ARTS / TV
S.Korean drama 'River Where the Moon Rises' raises ire of Chinese netizens over 'copied costumes'
Published: Feb 21, 2021 10:21 PM

Photo: Screenshot of Weibo


Hit South Korean period drama River Where the Moon Rises, set in the ancient Goguryeo Kingdom (37 BC - 668), has earned an unprecedented low score of 2.3/10 on major Chinese media review site Douban after it irritated many Chinese netizens who have condemned the drama for "plagiarizing" costumes from Chinese dramas. 

The drama starring South Korean stars Kim So-hyun and Ji Soo was released on South Korean channel KBS2 on February 15 and tells a classic Goguryeo folk tale between the Princess Pyeonggang and On Dal.

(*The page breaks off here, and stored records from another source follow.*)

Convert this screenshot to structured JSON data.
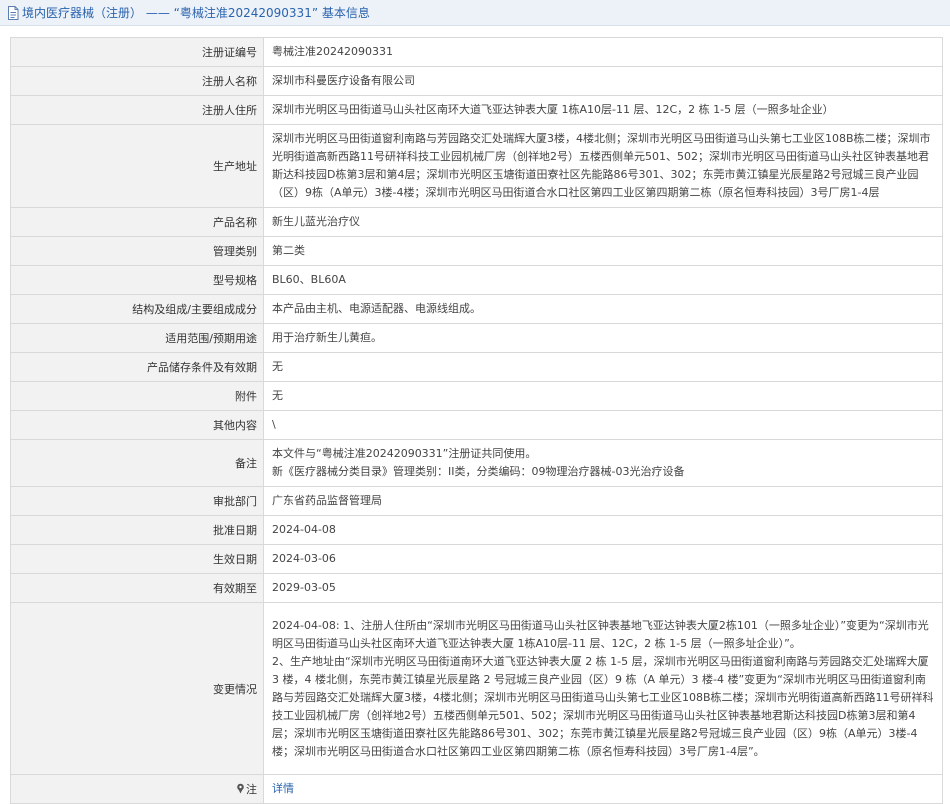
{
  "header": {
    "title": "境内医疗器械（注册） —— “粤械注准20242090331” 基本信息",
    "icon": "document-icon",
    "title_color": "#2a63ad"
  },
  "rows": [
    {
      "label": "注册证编号",
      "value": "粤械注准20242090331"
    },
    {
      "label": "注册人名称",
      "value": "深圳市科曼医疗设备有限公司"
    },
    {
      "label": "注册人住所",
      "value": "深圳市光明区马田街道马山头社区南环大道飞亚达钟表大厦 1栋A10层-11 层、12C，2 栋 1-5 层（一照多址企业）"
    },
    {
      "label": "生产地址",
      "value": "深圳市光明区马田街道窗利南路与芳园路交汇处瑞辉大厦3楼，4楼北侧；深圳市光明区马田街道马山头第七工业区108B栋二楼；深圳市光明街道高新西路11号研祥科技工业园机械厂房（创祥地2号）五楼西侧单元501、502；深圳市光明区马田街道马山头社区钟表基地君斯达科技园D栋第3层和第4层；深圳市光明区玉塘街道田寮社区先能路86号301、302；东莞市黄江镇星光辰星路2号冠城三良产业园（区）9栋（A单元）3楼-4楼；深圳市光明区马田街道合水口社区第四工业区第四期第二栋（原名恒寿科技园）3号厂房1-4层"
    },
    {
      "label": "产品名称",
      "value": "新生儿蓝光治疗仪"
    },
    {
      "label": "管理类别",
      "value": "第二类"
    },
    {
      "label": "型号规格",
      "value": "BL60、BL60A"
    },
    {
      "label": "结构及组成/主要组成成分",
      "value": "本产品由主机、电源适配器、电源线组成。"
    },
    {
      "label": "适用范围/预期用途",
      "value": "用于治疗新生儿黄疸。"
    },
    {
      "label": "产品储存条件及有效期",
      "value": "无"
    },
    {
      "label": "附件",
      "value": "无"
    },
    {
      "label": "其他内容",
      "value": "\\"
    },
    {
      "label": "备注",
      "lines": [
        "本文件与“粤械注准20242090331”注册证共同使用。",
        "新《医疗器械分类目录》管理类别：II类，分类编码：09物理治疗器械-03光治疗设备"
      ]
    },
    {
      "label": "审批部门",
      "value": "广东省药品监督管理局"
    },
    {
      "label": "批准日期",
      "value": "2024-04-08"
    },
    {
      "label": "生效日期",
      "value": "2024-03-06"
    },
    {
      "label": "有效期至",
      "value": "2029-03-05"
    },
    {
      "label": "变更情况",
      "lines": [
        "2024-04-08: 1、注册人住所由“深圳市光明区马田街道马山头社区钟表基地飞亚达钟表大厦2栋101（一照多址企业）”变更为“深圳市光明区马田街道马山头社区南环大道飞亚达钟表大厦 1栋A10层-11 层、12C，2 栋 1-5 层（一照多址企业）”。",
        "2、生产地址由“深圳市光明区马田街道南环大道飞亚达钟表大厦 2 栋 1-5 层，深圳市光明区马田街道窗利南路与芳园路交汇处瑞辉大厦 3 楼，4 楼北侧，东莞市黄江镇星光辰星路 2 号冠城三良产业园（区）9 栋（A 单元）3 楼-4 楼”变更为“深圳市光明区马田街道窗利南路与芳园路交汇处瑞辉大厦3楼，4楼北侧；深圳市光明区马田街道马山头第七工业区108B栋二楼；深圳市光明街道高新西路11号研祥科技工业园机械厂房（创祥地2号）五楼西侧单元501、502；深圳市光明区马田街道马山头社区钟表基地君斯达科技园D栋第3层和第4层；深圳市光明区玉塘街道田寮社区先能路86号301、302；东莞市黄江镇星光辰星路2号冠城三良产业园（区）9栋（A单元）3楼-4楼；深圳市光明区马田街道合水口社区第四工业区第四期第二栋（原名恒寿科技园）3号厂房1-4层”。"
      ]
    },
    {
      "label": "注",
      "icon": "pin-icon",
      "link": "详情"
    }
  ]
}
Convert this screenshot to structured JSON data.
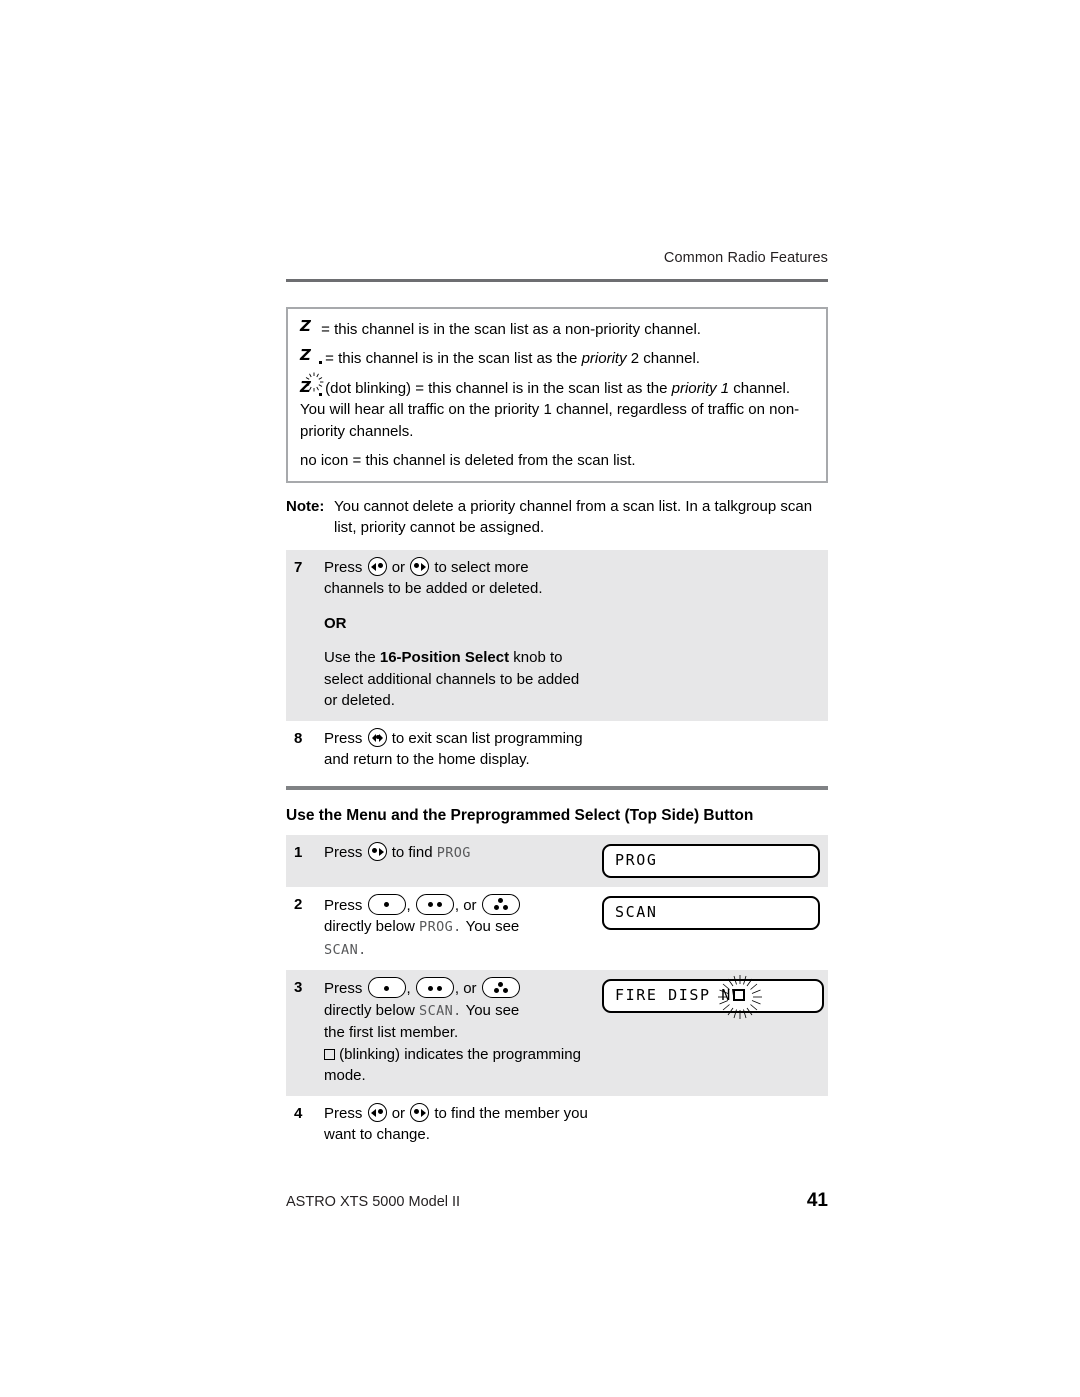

The drama has proved to be extremely popular among South Korean audiences as the average nationwide viewership ratings have reached 5.8 and 9.7 percent. However, some of the show's content and the way it depicts the history of the kingdom has evoked the anger of many Chinese viewers.

Photo: Screenshot of Weibo


Many Chinese netizens have posted photos of the costumes in the drama on social media alongside photos of costumes from Chinese period dramas, noting that many similarities exist. 

For instance, under one comparison post users note how the helmet and armor worn by Kim's character looks almost the same as those worn by Chinese actress Zhao Liying in the period drama Princess Agents, while Kim's hairstyle is similar to the style famous Chinese actress Gong Li wore in Zhang Yimou's film Curse of the Golden Flower. Another post compares the clothes Ji wears in one scene to those worn by Zhang Ruoyun in the Chinese drama Joy of Life

Some Chinese netizens also showed concern that South Korea is trying to use the drama to claim that the history of the Goguryeo Kingdom belongs solely to the history of South Korea and is not related to the history of China or North Korea and to stir up nationalist sentiment among South Korean netizens. 

Lü Chao, director of the Research Institute for Borderland at the Liaoning Academy of Social Sciences, told the Global Times on Sunday that the Goguryeo Kingdom was located in the northern and central parts of the Korean Peninsula as well as the southern and central parts of what is now Northeast China. Eventually the kingdom came to an end when it was destroyed by an alliance between the Korean Silla Kingdom (57-935) and the Chinese Tang Dynasty (618-907).

Fan Xiaoqing, an associate professor with the Theater and Film Academy of the Communication University of China, told the Global Times that when it comes to film and TV, keeping an open mind is much more important than fighting over the origins of a specific culture.

"There are many similarities in cultural elements between China and South Korea. River Where the Moon Rises may be inspiration on this historical and traditional culture. We should have a tolerant attitude toward this," said Fan.

The clothing maker for the drama on Sunday explained on SNS that the costume design is based on murals found in Goguryeo Kingdom tombs, according to a Sunday blog post from movieiii, a popular film and TV review and critic account on Wechat. 

"We utilized ideas from the Goguryeo Kingdom tomb murals and other historical documents, which explicitly are from ancient Korean studies, in the process of creating these garments."

According to reports, the relics of the ancient Goguryeo (Koguryo) Kingdom tomb site were inscribed onto the UNESCO World Heritage List in 2004. The murals of the Goguryeo Tomb in Northeast China's Jilin Province were illegally excavated in the late 1990s and were later illegally transported to South Korea, where some of them are now displayed at the National Museum of Korea in Seoul.


blog comments powered by Disqus